    Montrezl Harrell was fantastic off the bench for the Clippers in their 124-97 win over the Grizzlies on Monday, posting 22 points on 9-of-11 shooting from the field and 4-of-5 shooting from the line.

    Trez also chipped in three rebounds and two blocks. His improved free throw shooting (.750) over the last week has allowed him to crack top-30 value. As long as it holds, Harrell should be able to coast to a strong finish to 2019-20.

  • Patrick Beverley
    PG, Los Angeles Clippers

    Patrick Beverley (sore right groin) resumed his starting role in his return to action on Monday with six points (2-of-3 from deep), three rebounds, two assists and one steal.

    Beverley saw 19 minutes in his return, less than any other guard on the Clippers roster tonight. Beverley's a lockdown defender and that's his path to minutes and usage going forward. He should post better lines as he gets his legs back.

  • Paul George
    SF, Los Angeles Clippers

    Paul George (left hamstring strain) returned to action on Monday but was limited to seven point on 3-of-11 shooting with four rebounds, four assists, one trey and one block in 21 minutes.

    The Clippers won this game with ease, so there was no need to put a heavy burden on him. The 3-of-11 shooting was a downer, but PG13 should be able to ramp up his production as he works his way back to being 100 percent.

  • Josh Jackson
    SF, Memphis Grizzlies

    Josh Jackson started the second half of Monday's game for an injured Brandon Clarke and put up a mixed bag, going 4-for-12 from the field for 14 points, two 3s, five rebounds, one assist and two blocks in 26 minutes.

    Jackson, who is coming off a season-high 20 points on Friday, could be in line for a starting role if Clarke misses time. He's struggled with shooting efficiency during his time with the Suns, so there's a bit of a caveat to our reco to grab him in 14-teamers or deeper.

  • Gorgui Dieng
    C, Memphis Grizzlies

    Gorgui Dieng was great on Monday, chipping in 14 points on 5-of-10 shooting with 10 rebounds, two 3s, one steal and four blocks in a loss to the Clippers.

    Dieng got some extra burn with Jaren Jackson J.r sidelined for two weeks. But with Brandon Clarke also going down in this one, there was little choice but for Dieng to be unleashed for 28 minutes. He's worth grabbing in every league and every format.

  • Jonas Valanciunas
    C, Memphis Grizzlies

    Jonas Valanciunas was terrible in Monday's loss to the Clippers, uncharacteristically going 2-for-10 from the field to end the night with five points, seven rebounds and two assists.

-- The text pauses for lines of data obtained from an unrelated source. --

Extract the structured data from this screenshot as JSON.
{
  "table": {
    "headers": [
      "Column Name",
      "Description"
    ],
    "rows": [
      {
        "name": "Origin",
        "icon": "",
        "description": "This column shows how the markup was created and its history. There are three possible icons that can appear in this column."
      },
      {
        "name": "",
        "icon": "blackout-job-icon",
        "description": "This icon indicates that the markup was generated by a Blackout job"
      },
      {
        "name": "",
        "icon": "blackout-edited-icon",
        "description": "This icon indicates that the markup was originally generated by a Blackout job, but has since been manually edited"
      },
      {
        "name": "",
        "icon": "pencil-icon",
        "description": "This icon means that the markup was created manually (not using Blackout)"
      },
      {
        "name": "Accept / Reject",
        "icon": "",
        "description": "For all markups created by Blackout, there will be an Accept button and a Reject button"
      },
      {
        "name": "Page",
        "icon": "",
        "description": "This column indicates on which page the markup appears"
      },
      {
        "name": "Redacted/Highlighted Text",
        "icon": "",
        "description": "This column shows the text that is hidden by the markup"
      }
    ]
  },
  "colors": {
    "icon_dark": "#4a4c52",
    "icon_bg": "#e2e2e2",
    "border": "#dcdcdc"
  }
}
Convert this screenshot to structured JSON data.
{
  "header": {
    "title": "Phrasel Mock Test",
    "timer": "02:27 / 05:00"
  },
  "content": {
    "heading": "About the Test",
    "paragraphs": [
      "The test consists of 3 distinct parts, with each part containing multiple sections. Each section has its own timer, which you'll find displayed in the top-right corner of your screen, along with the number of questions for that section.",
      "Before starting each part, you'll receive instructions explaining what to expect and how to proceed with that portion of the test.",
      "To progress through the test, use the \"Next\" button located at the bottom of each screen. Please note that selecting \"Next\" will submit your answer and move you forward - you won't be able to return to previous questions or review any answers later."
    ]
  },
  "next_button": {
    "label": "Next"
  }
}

    This was Valanciunas' worst outings season-to-date. There was an expectation he'd step up in the absence of Jaren Jackson Jr., but he wound up delivering the opposite of an encouraging outcome. As a top-50 play for most of the season, Valanciunas has earned a bit of leash and patience, for sure.

  • Bojan Bogdanovic
    SF, Utah Jazz

    Bojan Bogdanovic did not hit a trey in his 4-of-10 makes from the field on Monday, but cooked at the line with a perfect 8-for-8 clip for 16 points, two assists, three rebounds and two steals.

    The last time Bogie failed to hit a three was way back on February 3rd. His solid free-throw shooting and two steals helped soften the blow. No need to worry as those triples will come splashing down once again in no time.

  • James Harden
    PG, Houston Rockets

    James Harden led the Rockets to a 123-112 win over the Knicks on Monday with a game-high 37 points on 14-of-25 shooting with six rebounds, nine assists, two steals and four 3-pointers in 34 minutes.

    Harden did only make 5-of-9 free throws, which is completely out of character. And while his six turnovers also hurt, none of this is stopping Harden from being the top fantasy player for the season. Not even a month-long slump. It may not be pretty, but The Beard knows how to dominate.

  • Mike Conley
    PG, Utah Jazz

    Mike Conley had a forgettable outing on Monday, recording ust eight points (4-of-6 shooting) and one assist in 22 minutes.

    Yuck. Just when you thought Conley was back and ready to roll after a 13-point game on Saturday, he disappoints big time with this dud. The opportunities for production are still there, so he's worth trusting over your average, garden-variety FA pickup.